Yesterday, the Biden Administration introduced that this fall’s class of White Home interns will be the very first in the historical past of the software to be paid for their labor. For each and every week of “at minimum 35 hours” of perform, interns will acquire $750. They nonetheless will not receive relocation help, and they are dependable for obtaining their possess housing.
For several years, the White Household has confronted strain to spend its interns. Critics say that unpaid internships exploit staff and add to income inequality, barring center- and low-revenue candidates from vocation options simply just because they simply cannot afford to operate for totally free. There is also an supplemental cost: As Stephen Lurie pointed out in a 2014 op-ed, “unpaid interns have tiny to no authorized protections versus office sexual harassment and discrimination, exclusively simply because they are not paid out.”
Unpaid internships are also notoriously connected with nepotism, connecting the now linked with a pipeline to effective work. A 2013 evaluation of the White Home internship application discovered the offspring of the donor class overrepresented amid interns, especially the kids of Washington’s elite. (According to the New Republic, DC’s Georgetown Working day Faculty “produced a lot more interns than the states of Florida, Pennsylvania, or Illinois” in the summer of 2013.)
These interns normally go on to amazing careers: The White Property internship system has manufactured congresspeople, mayors, lobbyists, and legal professionals. Among the its alumni are former presidential candidate Julián Castro, news anchor Brian Williams, political strategist Anita Dunn, and Blackwater founder Erik Prince.
In a statement, the Biden Administration acknowledged that unpaid federal internships have typically barred “hardworking and proficient college students and professionals” from occupation improvement. The White Dwelling hopes that by spending interns, they can “remove limitations to equal opportunity for lower-money learners and first-era professionals” and “help to make sure that people who obtain internships at the White House—and who will be a major component of the leadership pipeline across the full federal government—reflect the variety of The united states.”
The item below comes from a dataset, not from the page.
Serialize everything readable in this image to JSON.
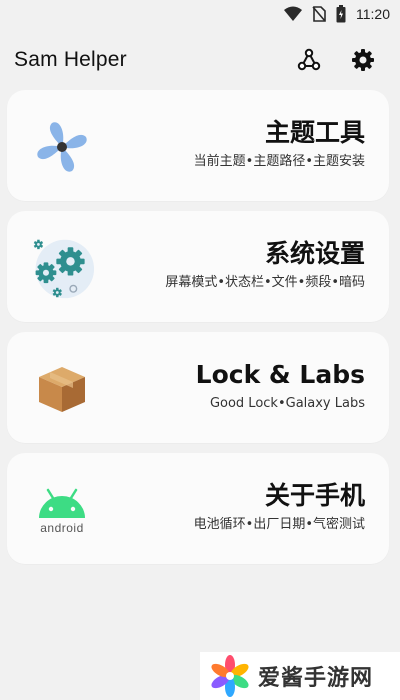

Spending White Home interns—even at a modest level of around $20 per hour—might make the plan available to a broader swath of candidates, but it likely won’t correct equity troubles at the White Property. Among the expense of housing in Washington, spiking inflation on each day merchandise, as-nonetheless-unforgiven university student loans, and nepotistic hiring designs, the internship method will most likely still cater mainly to the elite.